Exercise details:
Every entry must be echoed exactly.

[Interface dataset entries]

--------------------

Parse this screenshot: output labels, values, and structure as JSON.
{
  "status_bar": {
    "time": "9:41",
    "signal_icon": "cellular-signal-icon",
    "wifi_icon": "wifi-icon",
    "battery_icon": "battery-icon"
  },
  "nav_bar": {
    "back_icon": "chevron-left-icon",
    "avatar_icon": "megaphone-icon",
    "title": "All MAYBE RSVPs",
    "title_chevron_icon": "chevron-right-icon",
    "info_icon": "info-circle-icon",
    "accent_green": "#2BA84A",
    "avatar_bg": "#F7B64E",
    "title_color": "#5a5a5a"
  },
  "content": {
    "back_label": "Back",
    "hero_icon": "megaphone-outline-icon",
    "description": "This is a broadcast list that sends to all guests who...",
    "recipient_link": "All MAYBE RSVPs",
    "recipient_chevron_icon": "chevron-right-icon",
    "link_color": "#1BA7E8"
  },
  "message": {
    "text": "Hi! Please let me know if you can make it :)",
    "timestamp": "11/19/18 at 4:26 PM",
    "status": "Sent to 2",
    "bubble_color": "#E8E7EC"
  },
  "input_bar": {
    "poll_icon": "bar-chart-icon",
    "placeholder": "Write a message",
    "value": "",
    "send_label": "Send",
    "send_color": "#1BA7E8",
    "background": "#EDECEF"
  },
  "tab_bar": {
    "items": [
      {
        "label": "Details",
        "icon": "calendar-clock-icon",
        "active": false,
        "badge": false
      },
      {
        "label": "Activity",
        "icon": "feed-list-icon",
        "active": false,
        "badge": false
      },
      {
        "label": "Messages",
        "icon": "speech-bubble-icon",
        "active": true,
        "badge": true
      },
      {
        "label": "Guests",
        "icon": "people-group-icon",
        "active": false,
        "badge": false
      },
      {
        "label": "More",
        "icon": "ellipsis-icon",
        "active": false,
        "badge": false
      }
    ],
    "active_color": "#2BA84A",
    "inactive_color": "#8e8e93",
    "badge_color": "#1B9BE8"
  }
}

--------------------

Result of this exercise:
Parse this screenshot: output labels, values, and structure as JSON.
{
  "status_bar": {
    "time": "9:41",
    "signal_icon": "cellular-signal-icon",
    "wifi_icon": "wifi-icon",
    "battery_icon": "battery-icon"
  },
  "nav_bar": {
    "back_icon": "chevron-left-icon",
    "avatar_icon": "megaphone-icon",
    "title": "All MAYBE RSVPs",
    "title_chevron_icon": "chevron-right-icon",
    "info_icon": "info-circle-icon",
    "accent_green": "#2BA84A",
    "avatar_bg": "#F7B64E",
    "title_color": "#5a5a5a"
  },
  "content": {
    "back_label": "Back",
    "hero_icon": "megaphone-outline-icon",
    "description": "This is a broadcast list that sends to all guests who...",
    "recipient_link": "All MAYBE RSVPs",
    "recipient_chevron_icon": "chevron-right-icon",
    "link_color": "#1BA7E8"
  },
  "message": {
    "text": "Hi! Please let me know if you can make it :)",
    "timestamp": "11/19/18 at 4:26 PM",
    "status": "Sent to 2",
    "bubble_color": "#E8E7EC"
  },
  "input_bar": {
    "poll_icon": "bar-chart-icon",
    "placeholder": "Write a message",
    "value": "",
    "send_label": "Send",
    "send_color": "#1BA7E8",
    "background": "#EDECEF"
  },
  "tab_bar": {
    "items": [
      {
        "label": "Details",
        "icon": "calendar-clock-icon",
        "active": false,
        "badge": false
      },
      {
        "label": "Activity",
        "icon": "feed-list-icon",
        "active": false,
        "badge": false
      },
      {
        "label": "Messages",
        "icon": "speech-bubble-icon",
        "active": true,
        "badge": true
      },
      {
        "label": "Guests",
        "icon": "people-group-icon",
        "active": false,
        "badge": false
      },
      {
        "label": "More",
        "icon": "ellipsis-icon",
        "active": false,
        "badge": false
      }
    ],
    "active_color": "#2BA84A",
    "inactive_color": "#8e8e93",
    "badge_color": "#1B9BE8"
  }
}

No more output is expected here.